# Re: more on delete from join

From: paul c <toledobythesea_at_oohay.ac>
Date: Tue, 01 Sep 2009 17:03:12 GMT
Message-ID: <ktcnm.43362\$PH1.627_at_edtnps82>

Mr. Scott wrote:
...
> An appeal to logic. Affirming the disjunction of two ground atoms,
>
> Pabc OR Qabc
>
> implies that either Pabc is true or Qabc is true or both are true.
> Similarly, denying the conjunction of two ground atoms,
>
> NOT (Pabc AND Rabd),
>
> is equivalent to affirming the disjunction
>
> NOT Pabc OR NOT Rabd
>
> which implies that either Pabc is false or Qabd is false or both are false.
> Either case involves affirming a disjunction, not a conjunction.
> ...

> Now let's apply this logic to relational theory.

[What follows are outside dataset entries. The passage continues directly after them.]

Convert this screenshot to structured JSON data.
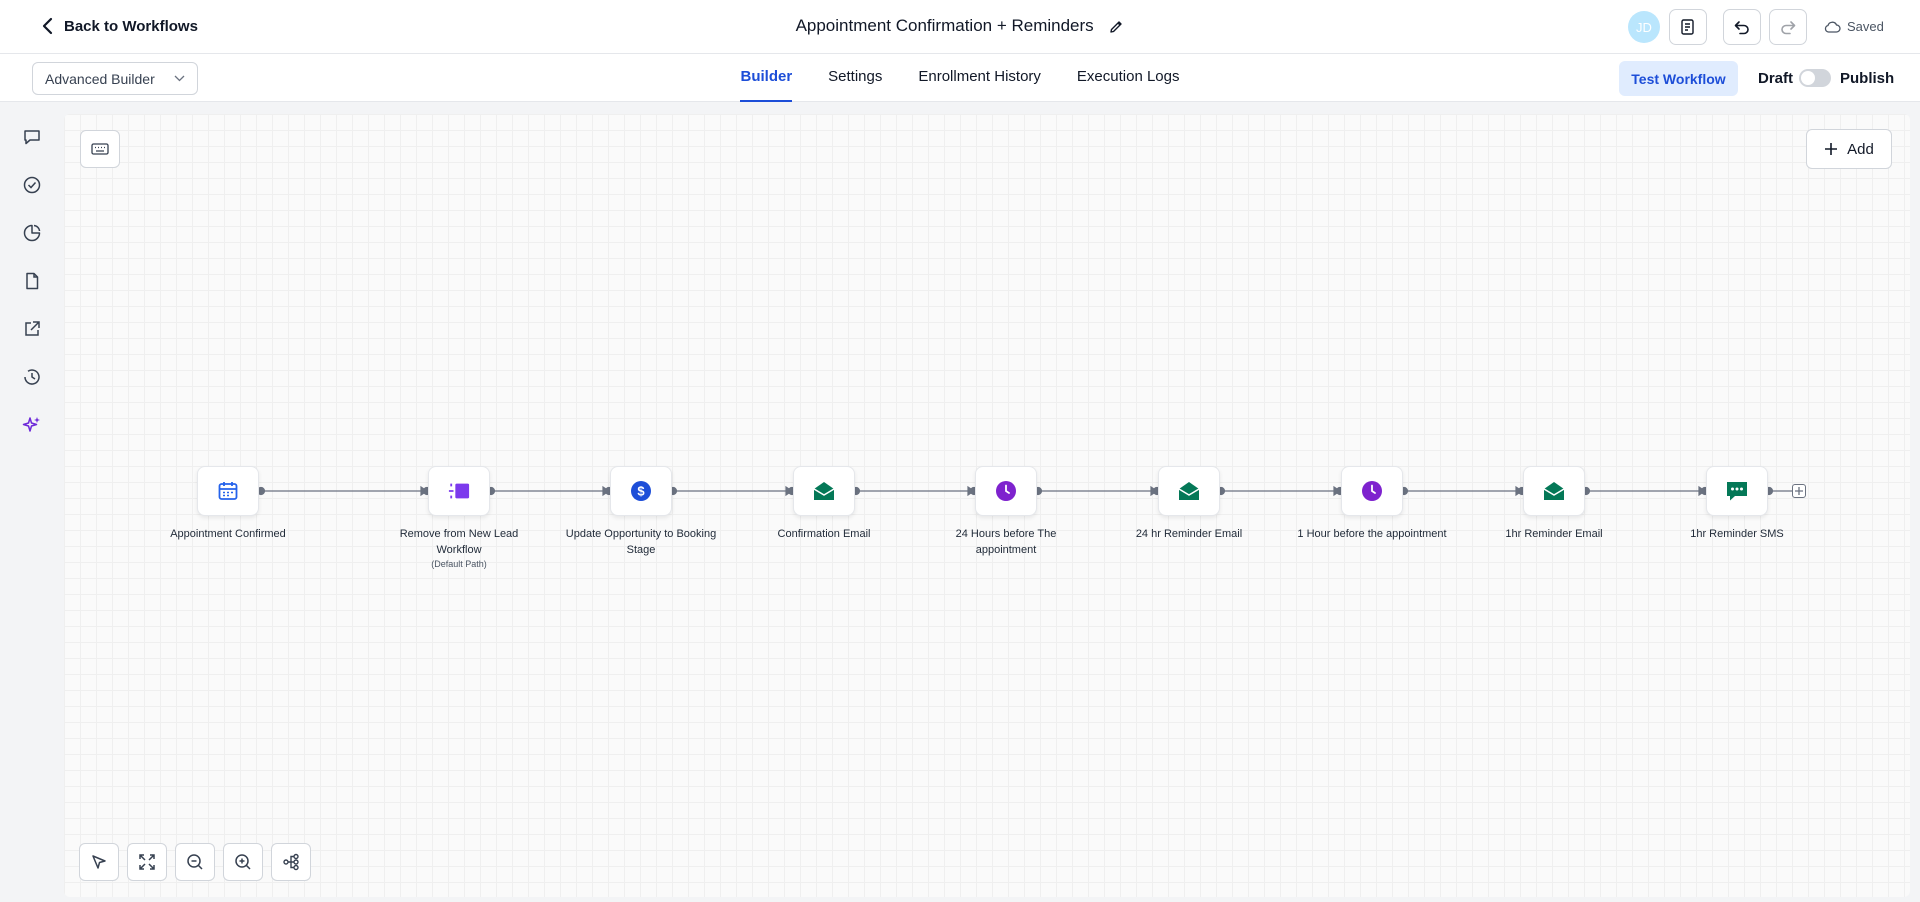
{
  "header": {
    "back_label": "Back to Workflows",
    "title": "Appointment Confirmation + Reminders",
    "avatar_initials": "JD",
    "saved_label": "Saved"
  },
  "subheader": {
    "builder_mode": "Advanced Builder",
    "tabs": [
      {
        "label": "Builder",
        "active": true
      },
      {
        "label": "Settings",
        "active": false
      },
      {
        "label": "Enrollment History",
        "active": false
      },
      {
        "label": "Execution Logs",
        "active": false
      }
    ],
    "test_label": "Test Workflow",
    "draft_label": "Draft",
    "publish_label": "Publish",
    "published": false
  },
  "sidebar": {
    "items": [
      {
        "icon": "chat-icon"
      },
      {
        "icon": "check-circle-icon"
      },
      {
        "icon": "pie-chart-icon"
      },
      {
        "icon": "document-icon"
      },
      {
        "icon": "external-link-icon"
      },
      {
        "icon": "history-icon"
      },
      {
        "icon": "sparkle-icon",
        "active": true
      }
    ]
  },
  "canvas": {
    "add_label": "Add",
    "nodes": [
      {
        "label": "Appointment Confirmed",
        "sub": "",
        "icon": "calendar-icon",
        "color": "#2563eb"
      },
      {
        "label": "Remove from New Lead Workflow",
        "sub": "(Default Path)",
        "icon": "remove-workflow-icon",
        "color": "#7c3aed"
      },
      {
        "label": "Update Opportunity to Booking Stage",
        "sub": "",
        "icon": "dollar-icon",
        "color": "#1d4ed8"
      },
      {
        "label": "Confirmation Email",
        "sub": "",
        "icon": "email-icon",
        "color": "#047857"
      },
      {
        "label": "24 Hours before The appointment",
        "sub": "",
        "icon": "clock-icon",
        "color": "#7e22ce"
      },
      {
        "label": "24 hr Reminder Email",
        "sub": "",
        "icon": "email-icon",
        "color": "#047857"
      },
      {
        "label": "1 Hour before the appointment",
        "sub": "",
        "icon": "clock-icon",
        "color": "#7e22ce"
      },
      {
        "label": "1hr Reminder Email",
        "sub": "",
        "icon": "email-icon",
        "color": "#047857"
      },
      {
        "label": "1hr Reminder SMS",
        "sub": "",
        "icon": "sms-icon",
        "color": "#047857"
      }
    ]
  },
  "toolbar": {
    "tools": [
      "pointer-icon",
      "fit-view-icon",
      "zoom-out-icon",
      "zoom-in-icon",
      "auto-layout-icon"
    ]
  }
}
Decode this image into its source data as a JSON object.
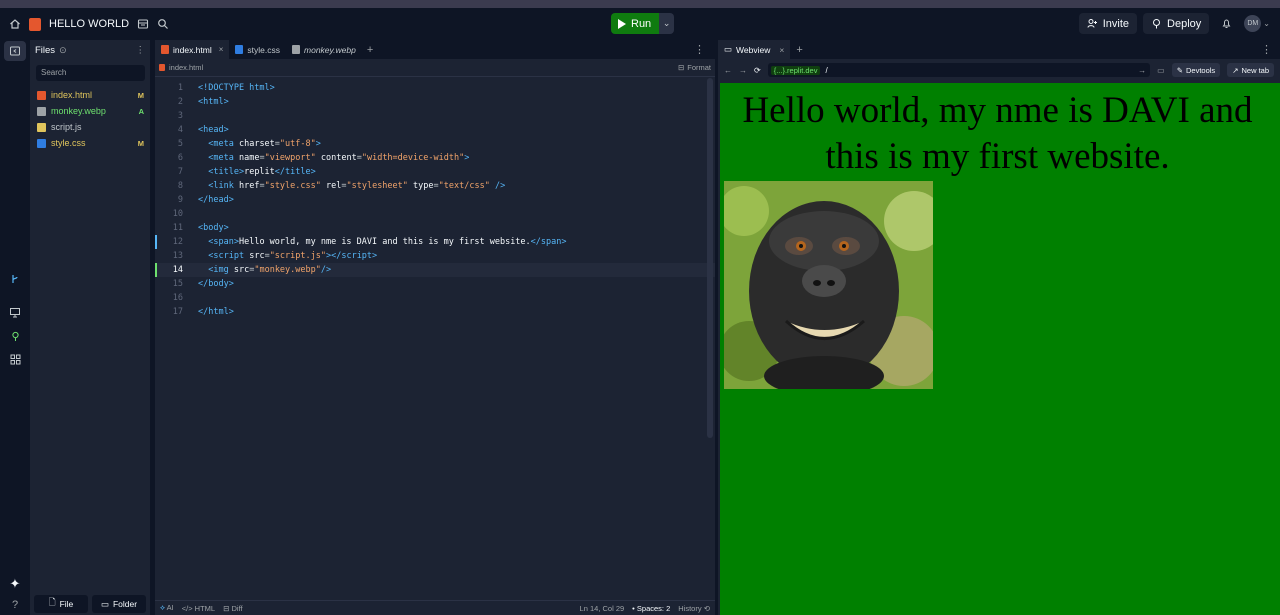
{
  "topbar": {
    "title": "HELLO WORLD",
    "run_label": "Run",
    "invite_label": "Invite",
    "deploy_label": "Deploy",
    "avatar_initials": "DM"
  },
  "files": {
    "header": "Files",
    "search_placeholder": "Search",
    "items": [
      {
        "name": "index.html",
        "badge": "M",
        "color": "#e0c55c",
        "badge_color": "#e0c55c"
      },
      {
        "name": "monkey.webp",
        "badge": "A",
        "color": "#6ee06e",
        "badge_color": "#6ee06e"
      },
      {
        "name": "script.js",
        "badge": "",
        "color": "#c2c8cc",
        "badge_color": ""
      },
      {
        "name": "style.css",
        "badge": "M",
        "color": "#e0c55c",
        "badge_color": "#e0c55c"
      }
    ],
    "new_file_label": "File",
    "new_folder_label": "Folder"
  },
  "editor": {
    "tabs": [
      {
        "label": "index.html",
        "active": true
      },
      {
        "label": "style.css",
        "active": false
      },
      {
        "label": "monkey.webp",
        "active": false
      }
    ],
    "breadcrumb": "index.html",
    "format_label": "Format",
    "current_line": 14,
    "line_numbers": [
      "1",
      "2",
      "3",
      "4",
      "5",
      "6",
      "7",
      "8",
      "9",
      "10",
      "11",
      "12",
      "13",
      "14",
      "15",
      "16",
      "17"
    ],
    "status": {
      "ai": "AI",
      "language": "HTML",
      "diff": "Diff",
      "position": "Ln 14, Col 29",
      "spaces": "Spaces: 2",
      "history": "History"
    }
  },
  "webview": {
    "tab_label": "Webview",
    "url_domain": "{...}.replit.dev",
    "url_path": "/",
    "devtools_label": "Devtools",
    "newtab_label": "New tab",
    "page_text": "Hello world, my nme is DAVI and this is my first website.",
    "page_bg": "#008000"
  }
}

Let there be tables with
> predicates P, Q and R, a view that is the union of the table with predicate
> P and the table with predicate Q, and a view that is the join of the table
> with predicate P and the table with predicate R. Inserting a row (a,b,c)
> into the union view affirms the disjunction Pabc OR Qabc; deleting a row
> (a,b,c,d) from the join view affirms the disjunction NOT Pabc OR NOT Rabd.
> Both inserts into the union view and deletes from the join view affirm
> disjunctions, and as a consequence, neither inserts into the union view nor
> deletes from the join view have unique results.
>
> I can see the benefit of recording disjunctive information. If it is known
> that A OR B is true, then it should be possible to assert A OR B, even if it
> is not known which is true. I just don't think that an insert into a union
> view is the correct way to do it. A better way would be to use three
> tables, one for facts like 'It is known that A.' one for facts like 'It is
> known that B.' and one for facts like 'It is known that A OR B, but not
> which.'
> ...

That's a clear, logical and very direct position. Mine is more complicated, maybe I should try to be more formal about it. Received on Tue Sep 01 2009 - 19:03:12 CEST

Original text of this message